■ **ASSIGNMENT**
Print the data exactly as it is given, please.

■ **DATA SHOWN**

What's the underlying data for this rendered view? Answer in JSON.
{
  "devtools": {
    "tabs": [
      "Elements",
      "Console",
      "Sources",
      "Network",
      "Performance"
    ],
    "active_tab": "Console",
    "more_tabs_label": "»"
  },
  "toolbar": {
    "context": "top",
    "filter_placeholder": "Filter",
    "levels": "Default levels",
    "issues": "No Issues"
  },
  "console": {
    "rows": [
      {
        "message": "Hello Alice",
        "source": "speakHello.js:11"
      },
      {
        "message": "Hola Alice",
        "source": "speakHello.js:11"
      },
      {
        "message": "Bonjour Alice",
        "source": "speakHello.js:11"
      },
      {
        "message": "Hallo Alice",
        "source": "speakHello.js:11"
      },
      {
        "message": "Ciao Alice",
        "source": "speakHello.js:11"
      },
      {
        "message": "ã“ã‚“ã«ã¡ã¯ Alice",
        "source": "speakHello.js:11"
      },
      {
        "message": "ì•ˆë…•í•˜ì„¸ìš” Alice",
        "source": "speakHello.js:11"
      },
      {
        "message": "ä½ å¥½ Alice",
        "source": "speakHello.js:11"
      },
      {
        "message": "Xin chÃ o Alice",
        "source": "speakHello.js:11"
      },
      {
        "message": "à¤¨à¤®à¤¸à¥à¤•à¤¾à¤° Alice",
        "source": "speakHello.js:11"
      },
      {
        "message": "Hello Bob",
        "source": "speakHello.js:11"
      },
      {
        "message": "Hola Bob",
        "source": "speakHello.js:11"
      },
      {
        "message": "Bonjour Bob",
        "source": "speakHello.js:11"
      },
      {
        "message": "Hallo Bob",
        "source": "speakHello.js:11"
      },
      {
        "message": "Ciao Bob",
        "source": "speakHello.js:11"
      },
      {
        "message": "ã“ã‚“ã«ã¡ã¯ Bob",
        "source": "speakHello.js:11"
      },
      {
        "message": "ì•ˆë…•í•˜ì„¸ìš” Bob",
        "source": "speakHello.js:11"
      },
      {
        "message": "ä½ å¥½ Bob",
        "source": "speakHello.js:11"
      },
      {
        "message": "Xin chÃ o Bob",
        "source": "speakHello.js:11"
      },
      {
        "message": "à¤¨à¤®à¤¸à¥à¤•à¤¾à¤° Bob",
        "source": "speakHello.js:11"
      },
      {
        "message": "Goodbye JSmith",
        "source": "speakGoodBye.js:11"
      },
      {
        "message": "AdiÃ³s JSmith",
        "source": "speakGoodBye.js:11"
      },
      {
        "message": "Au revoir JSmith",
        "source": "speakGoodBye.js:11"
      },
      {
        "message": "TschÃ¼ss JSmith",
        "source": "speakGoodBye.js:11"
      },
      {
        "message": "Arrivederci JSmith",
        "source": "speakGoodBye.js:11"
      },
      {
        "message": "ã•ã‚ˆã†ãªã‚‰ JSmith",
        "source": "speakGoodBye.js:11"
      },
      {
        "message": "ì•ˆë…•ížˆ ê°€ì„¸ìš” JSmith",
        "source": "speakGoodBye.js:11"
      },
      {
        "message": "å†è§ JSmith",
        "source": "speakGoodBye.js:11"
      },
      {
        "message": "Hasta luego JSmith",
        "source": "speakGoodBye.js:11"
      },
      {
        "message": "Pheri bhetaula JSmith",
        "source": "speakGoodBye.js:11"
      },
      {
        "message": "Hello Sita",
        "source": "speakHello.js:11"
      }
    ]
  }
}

■ **SOLUTION**
What's the underlying data for this rendered view? Answer in JSON.
{
  "devtools": {
    "tabs": [
      "Elements",
      "Console",
      "Sources",
      "Network",
      "Performance"
    ],
    "active_tab": "Console",
    "more_tabs_label": "»"
  },
  "toolbar": {
    "context": "top",
    "filter_placeholder": "Filter",
    "levels": "Default levels",
    "issues": "No Issues"
  },
  "console": {
    "rows": [
      {
        "message": "Hello Alice",
        "source": "speakHello.js:11"
      },
      {
        "message": "Hola Alice",
        "source": "speakHello.js:11"
      },
      {
        "message": "Bonjour Alice",
        "source": "speakHello.js:11"
      },
      {
        "message": "Hallo Alice",
        "source": "speakHello.js:11"
      },
      {
        "message": "Ciao Alice",
        "source": "speakHello.js:11"
      },
      {
        "message": "ã“ã‚“ã«ã¡ã¯ Alice",
        "source": "speakHello.js:11"
      },
      {
        "message": "ì•ˆë…•í•˜ì„¸ìš” Alice",
        "source": "speakHello.js:11"
      },
      {
        "message": "ä½ å¥½ Alice",
        "source": "speakHello.js:11"
      },
      {
        "message": "Xin chÃ o Alice",
        "source": "speakHello.js:11"
      },
      {
        "message": "à¤¨à¤®à¤¸à¥à¤•à¤¾à¤° Alice",
        "source": "speakHello.js:11"
      },
      {
        "message": "Hello Bob",
        "source": "speakHello.js:11"
      },
      {
        "message": "Hola Bob",
        "source": "speakHello.js:11"
      },
      {
        "message": "Bonjour Bob",
        "source": "speakHello.js:11"
      },
      {
        "message": "Hallo Bob",
        "source": "speakHello.js:11"
      },
      {
        "message": "Ciao Bob",
        "source": "speakHello.js:11"
      },
      {
        "message": "ã“ã‚“ã«ã¡ã¯ Bob",
        "source": "speakHello.js:11"
      },
      {
        "message": "ì•ˆë…•í•˜ì„¸ìš” Bob",
        "source": "speakHello.js:11"
      },
      {
        "message": "ä½ å¥½ Bob",
        "source": "speakHello.js:11"
      },
      {
        "message": "Xin chÃ o Bob",
        "source": "speakHello.js:11"
      },
      {
        "message": "à¤¨à¤®à¤¸à¥à¤•à¤¾à¤° Bob",
        "source": "speakHello.js:11"
      },
      {
        "message": "Goodbye JSmith",
        "source": "speakGoodBye.js:11"
      },
      {
        "message": "AdiÃ³s JSmith",
        "source": "speakGoodBye.js:11"
      },
      {
        "message": "Au revoir JSmith",
        "source": "speakGoodBye.js:11"
      },
      {
        "message": "TschÃ¼ss JSmith",
        "source": "speakGoodBye.js:11"
      },
      {
        "message": "Arrivederci JSmith",
        "source": "speakGoodBye.js:11"
      },
      {
        "message": "ã•ã‚ˆã†ãªã‚‰ JSmith",
        "source": "speakGoodBye.js:11"
      },
      {
        "message": "ì•ˆë…•ížˆ ê°€ì„¸ìš” JSmith",
        "source": "speakGoodBye.js:11"
      },
      {
        "message": "å†è§ JSmith",
        "source": "speakGoodBye.js:11"
      },
      {
        "message": "Hasta luego JSmith",
        "source": "speakGoodBye.js:11"
      },
      {
        "message": "Pheri bhetaula JSmith",
        "source": "speakGoodBye.js:11"
      },
      {
        "message": "Hello Sita",
        "source": "speakHello.js:11"
      }
    ]
  }
}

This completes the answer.